[Web page and app entries]
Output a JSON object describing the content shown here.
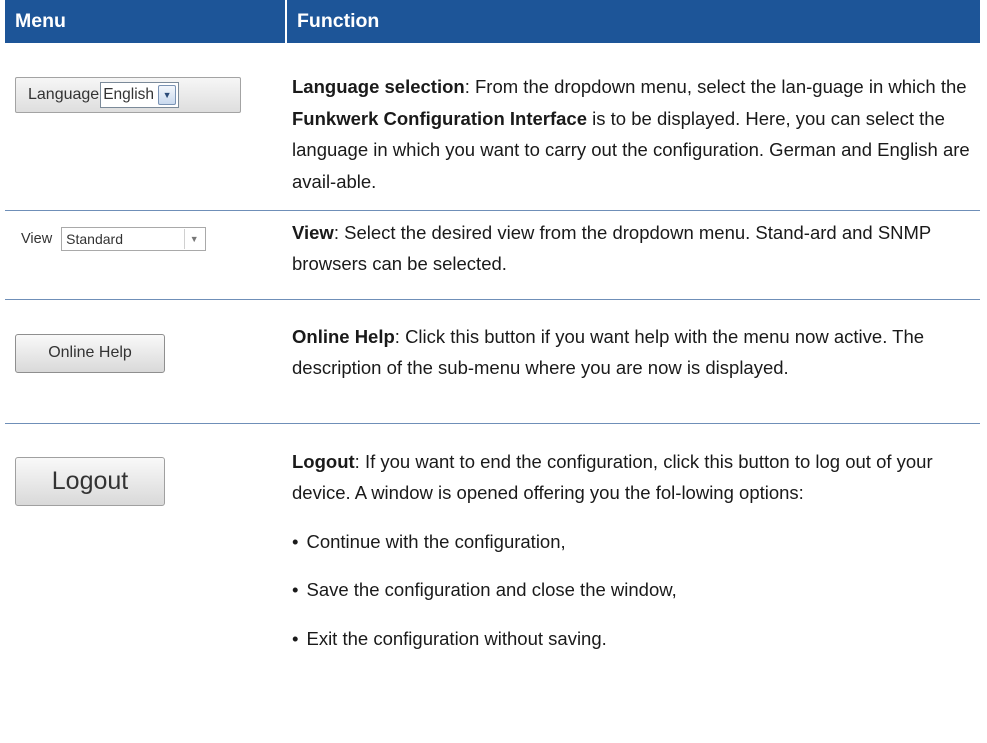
{
  "header": {
    "menu": "Menu",
    "function": "Function"
  },
  "rows": {
    "language": {
      "widget_label": "Language",
      "widget_value": "English",
      "title": "Language selection",
      "text": ": From the dropdown menu, select the lan-guage in which the ",
      "bold2": "Funkwerk Configuration Interface",
      "text2": "  is to be displayed. Here, you can select the language in which you want to carry out the configuration. German and English are avail-able."
    },
    "view": {
      "widget_label": "View",
      "widget_value": "Standard",
      "title": "View",
      "text": ": Select the desired view from the dropdown menu. Stand-ard and SNMP browsers can be selected."
    },
    "help": {
      "button_label": "Online Help",
      "title": "Online Help",
      "text": ": Click this button if you want help with the menu now active. The description of the sub-menu where you are now is displayed."
    },
    "logout": {
      "button_label": "Logout",
      "title": "Logout",
      "text": ": If you want to end the configuration, click this button to log out of your device. A window is opened offering you the fol-lowing options:",
      "options": [
        "Continue with the configuration,",
        "Save the configuration and close the window,",
        "Exit the configuration without saving."
      ]
    }
  }
}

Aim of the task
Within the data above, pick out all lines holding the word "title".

Task response
      "title": "Language selection",
      "title": "View",
      "title": "Online Help",
      "title": "Logout",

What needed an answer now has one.